Living in a Pandemic  

Our first instincts as humans when faced with crisis or threat is to turn to other humans, to seek solace, to seek connection, to try to stay safe and to try to make sense of what is happening. However, in this Pandemic we are being told: To stay away! That crowds are dangerous! Even people are dangerous! Do not go see your elderly mum or grandma, as we could dangerous!

For nearly a year, we have been asking: Is it going to be okay? When will this end?

Trauma is about feelings of hopelessness, powerlessness, a sense of not belonging and not being in control. Does this sound familiar? Trauma is about unresolved suffering and I would argue that this pandemic is just that! Unresolved loss, isolation and disarray. If we are unable to huddle together, unable to seek human connection; we experience disconnection, dysregulation, disintegration and remote feeling of loneliness.

How do we respond to suffering? Compassion is key! We need to come along aside each emotionally, united; to see each other and to hear each other. We have seen unending demonstrations of togetherness and unity, such as the: clap for carers, ‘the blessing’ church choir and acts of kindness to strangers (getting essentials, forming groups of support, check-in calls).

Showing us we do belong, we can get through this and that we are not alone!

Survival, Anger and Denial

We are being told to isolate to keep us safe, but our bodies do not understand this, they are warning us that we are in an emergency, that being alone is not safe. But we are having to consciously and sub-consciously override this in an attempt to abide by the restrictions. Being alone was never how it was meant to be, we are social beings!

Isolation is biologically dysregulating.

Responses to being in a crisis are instinctive, we have no respite from the pandemic and some people at the moment feel stuck and fed up. You may have heard of the Flight, Fight and Freeze response, these are and can be applied to our reactions to the pandemic:

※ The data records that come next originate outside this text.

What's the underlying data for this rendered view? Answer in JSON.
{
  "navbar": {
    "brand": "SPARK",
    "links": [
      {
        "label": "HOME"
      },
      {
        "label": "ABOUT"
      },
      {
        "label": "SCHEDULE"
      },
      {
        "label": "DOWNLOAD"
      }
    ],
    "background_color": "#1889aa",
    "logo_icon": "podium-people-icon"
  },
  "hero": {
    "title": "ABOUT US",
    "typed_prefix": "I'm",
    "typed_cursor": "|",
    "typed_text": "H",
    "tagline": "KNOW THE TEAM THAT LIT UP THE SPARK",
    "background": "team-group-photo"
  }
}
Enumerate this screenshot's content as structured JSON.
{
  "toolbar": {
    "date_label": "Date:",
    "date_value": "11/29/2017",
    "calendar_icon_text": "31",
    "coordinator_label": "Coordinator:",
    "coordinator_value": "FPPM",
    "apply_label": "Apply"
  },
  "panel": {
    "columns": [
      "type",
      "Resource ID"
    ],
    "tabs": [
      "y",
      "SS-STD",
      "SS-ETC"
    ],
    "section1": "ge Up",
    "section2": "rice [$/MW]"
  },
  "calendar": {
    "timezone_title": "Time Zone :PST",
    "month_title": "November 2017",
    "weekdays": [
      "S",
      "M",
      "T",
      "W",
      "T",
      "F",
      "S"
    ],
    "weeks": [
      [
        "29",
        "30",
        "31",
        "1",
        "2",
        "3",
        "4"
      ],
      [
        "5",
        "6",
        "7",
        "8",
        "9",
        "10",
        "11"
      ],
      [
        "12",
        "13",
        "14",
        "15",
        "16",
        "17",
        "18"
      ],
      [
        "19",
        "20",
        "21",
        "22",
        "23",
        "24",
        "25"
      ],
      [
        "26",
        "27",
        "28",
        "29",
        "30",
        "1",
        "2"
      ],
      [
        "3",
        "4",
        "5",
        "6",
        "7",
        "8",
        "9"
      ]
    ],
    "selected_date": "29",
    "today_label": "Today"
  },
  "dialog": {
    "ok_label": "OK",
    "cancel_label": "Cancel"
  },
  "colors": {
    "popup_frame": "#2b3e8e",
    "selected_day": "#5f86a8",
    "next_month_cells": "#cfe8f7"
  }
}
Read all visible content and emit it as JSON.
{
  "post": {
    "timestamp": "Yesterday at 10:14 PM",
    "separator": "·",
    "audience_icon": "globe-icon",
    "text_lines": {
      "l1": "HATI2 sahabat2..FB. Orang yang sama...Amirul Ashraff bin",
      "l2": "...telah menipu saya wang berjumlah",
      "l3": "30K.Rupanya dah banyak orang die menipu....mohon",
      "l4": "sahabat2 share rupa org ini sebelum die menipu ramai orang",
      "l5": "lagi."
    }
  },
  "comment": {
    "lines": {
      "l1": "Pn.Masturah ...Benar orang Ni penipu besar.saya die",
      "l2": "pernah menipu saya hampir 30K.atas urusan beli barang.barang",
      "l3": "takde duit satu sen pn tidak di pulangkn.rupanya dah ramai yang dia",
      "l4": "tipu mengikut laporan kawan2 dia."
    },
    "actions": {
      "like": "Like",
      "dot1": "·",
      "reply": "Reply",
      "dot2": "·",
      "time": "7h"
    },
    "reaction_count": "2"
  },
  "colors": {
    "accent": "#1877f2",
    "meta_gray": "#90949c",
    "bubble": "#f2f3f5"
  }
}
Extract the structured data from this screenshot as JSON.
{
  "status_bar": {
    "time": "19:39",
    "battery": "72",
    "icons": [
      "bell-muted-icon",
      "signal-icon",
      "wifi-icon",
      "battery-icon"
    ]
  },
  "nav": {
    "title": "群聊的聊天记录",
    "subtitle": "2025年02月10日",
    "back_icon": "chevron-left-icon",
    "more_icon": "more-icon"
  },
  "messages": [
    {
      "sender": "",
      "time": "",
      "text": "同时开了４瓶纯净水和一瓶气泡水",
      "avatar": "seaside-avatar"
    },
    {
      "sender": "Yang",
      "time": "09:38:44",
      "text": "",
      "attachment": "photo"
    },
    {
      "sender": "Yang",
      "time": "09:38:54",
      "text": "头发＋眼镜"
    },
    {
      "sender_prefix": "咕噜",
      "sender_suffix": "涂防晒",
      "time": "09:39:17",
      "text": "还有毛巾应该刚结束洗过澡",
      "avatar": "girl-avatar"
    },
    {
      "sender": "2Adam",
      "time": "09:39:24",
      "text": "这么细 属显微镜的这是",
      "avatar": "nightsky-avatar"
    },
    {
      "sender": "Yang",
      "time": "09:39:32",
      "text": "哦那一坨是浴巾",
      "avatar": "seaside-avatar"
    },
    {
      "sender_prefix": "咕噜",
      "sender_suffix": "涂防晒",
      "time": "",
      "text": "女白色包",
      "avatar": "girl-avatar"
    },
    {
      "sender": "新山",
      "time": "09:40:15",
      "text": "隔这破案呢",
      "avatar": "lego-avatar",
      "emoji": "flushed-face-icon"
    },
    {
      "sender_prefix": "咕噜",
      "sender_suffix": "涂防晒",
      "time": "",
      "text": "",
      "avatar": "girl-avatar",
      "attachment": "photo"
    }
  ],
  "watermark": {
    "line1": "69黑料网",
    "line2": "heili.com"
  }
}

  • Flight – attempt to ‘flee’ the situation, to avoid what is happening, this could be through watching endless films or series.
  • Fight – frustration, agitation or anger, a need for a scapegoat, who is to blame!
  • Freeze – feelings of denial, avoidance of what is happening, feeling numb or distant.

Let’s not shame ourselves or be critical about ours or other ways of coping. Beating ourselves up only triggers our reactions more. Our brains aren’t faulty, they are trying to keep us safe. These are our best attempts to survive under extreme circumstances, remember we may not be in the Same Boat, but we are in the Same Storm.

To talk to someone today, call our helpline: 0808 802 0028

Written by Sophie